Therapeutic antibodies can be an efficient alternative when common drugs do not work anymore. However, antibodies obtained from blood of animals such as mice could not be used: The human immune system recognizes them as foreign and rejects them. In…
Scientists in California have provided the first detailed look at how human antibodies, proteins critical for the body’s defense against invading pathogens, may actually drive human immunodeficiency virus (HIV) to mutate and escape detection by the immune system. The findings, reported online March 18 in the Proceedings of the National Academy of Sciences, may be key in efforts to develop an effective AIDS vaccine.
U.S. Department of Energy scientists and an MIT colleague have created a library of 1 billion human antibodies on the surface of yeast cells. The work will speed the search for new antibodies, proteins that are effective tools for recognizing specific molecules. It also promises to make the hunt less expensive. “Antibodies are assuming increasingly important roles in such diverse fields as sensors, proteomics, diagnostics, and therapeutics. We have captured a broad sample of the antibody diversity present in adult humans, and expressed it on the surface of yeast cells in a format suitable for quantitative screening,” said K. Dane Wittrup, J.R. Mares Professor of Chemical Engineering and Bioengineering. The technology, reported in the February issue of Nature Biotechnology, “provides a robust and direct route to the isolation of useful antibodies” outside a living body, he continued. As a result, it could replace the need to produce antibodies within animals, such as mice. It also opens up new possibilities for rapidly designing medical treatments more acceptable to the human immune system.
Scientists at the Department of Energy’s Pacific Northwest National Laboratory have extracted part of the human immune system and reconstituted it in brewer’s yeast in a fashion that enables powerful machines to quickly identify new antibodies. The advance could have major repercussions for fundamental biological science as well as industries that use antibodies for sensors, biodetectors, diagnostic tools and therapeutic agents.
A group of scientists at The Scripps Research Institute have used algae to express an antibody that targets herpes virus, describing the work in an upcoming issue of the journal Proceedings of the National Academy of Sciences.
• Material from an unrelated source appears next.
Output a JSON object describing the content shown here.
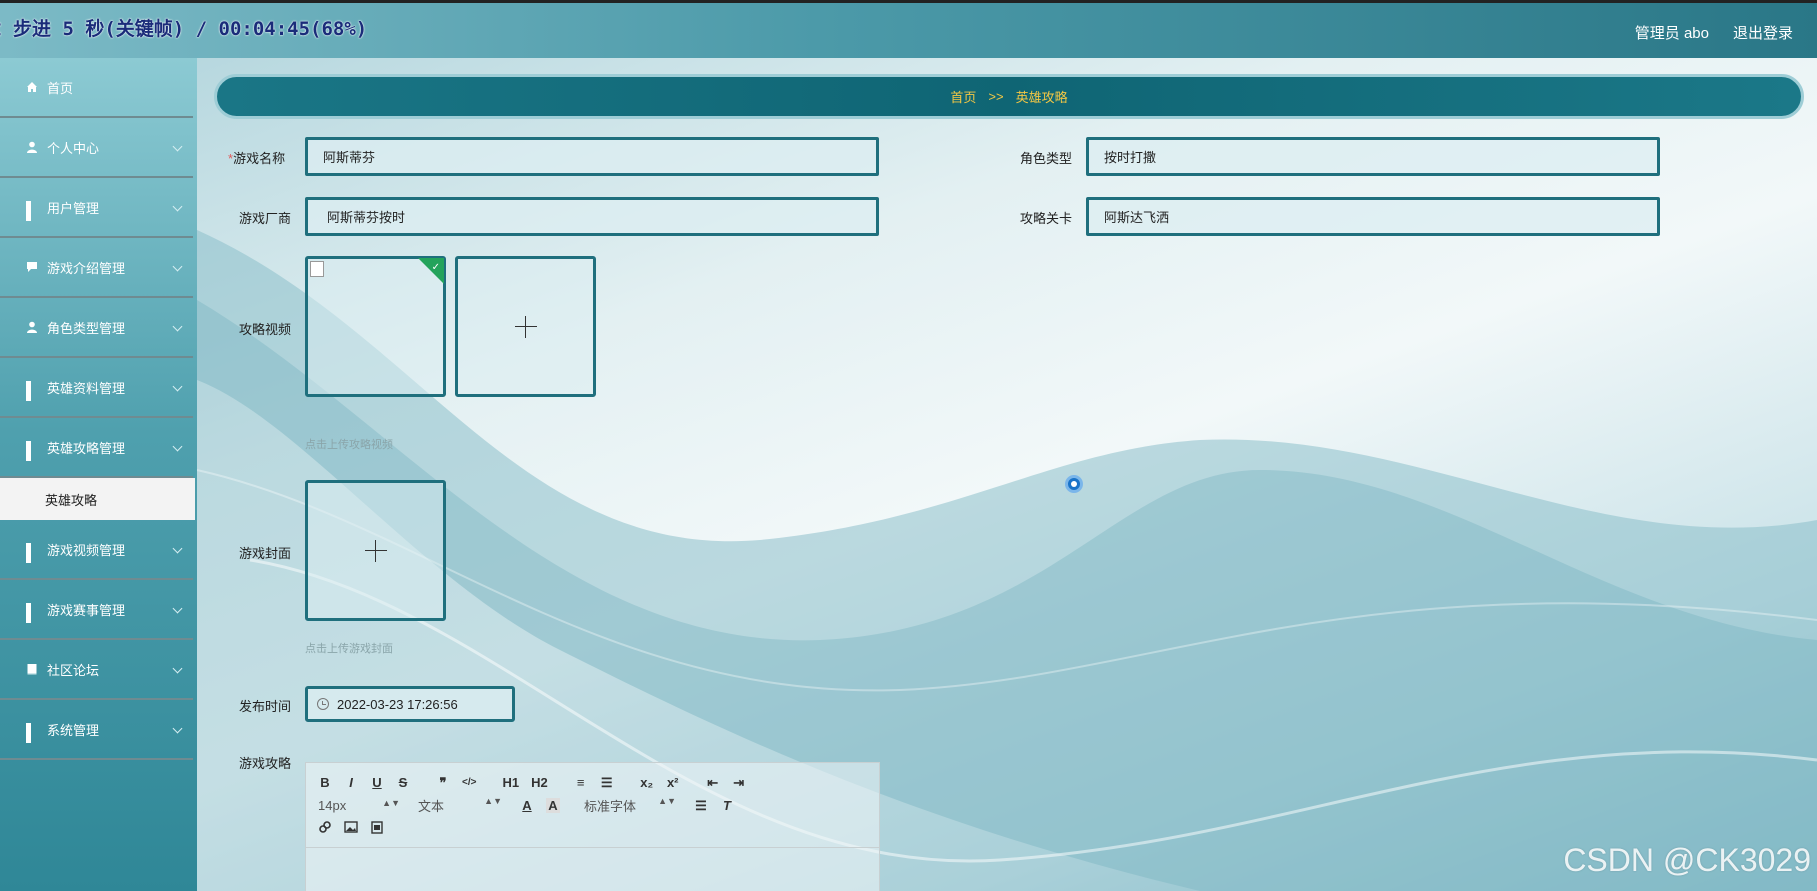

This antibody could potentially be an ingredient in an anti-herpes topical cream or other anti- herpes treatments, but more importantly the algae expression technology that the TSRI team used could facilitate production of any number of human antibodies and other proteins on a massive scale.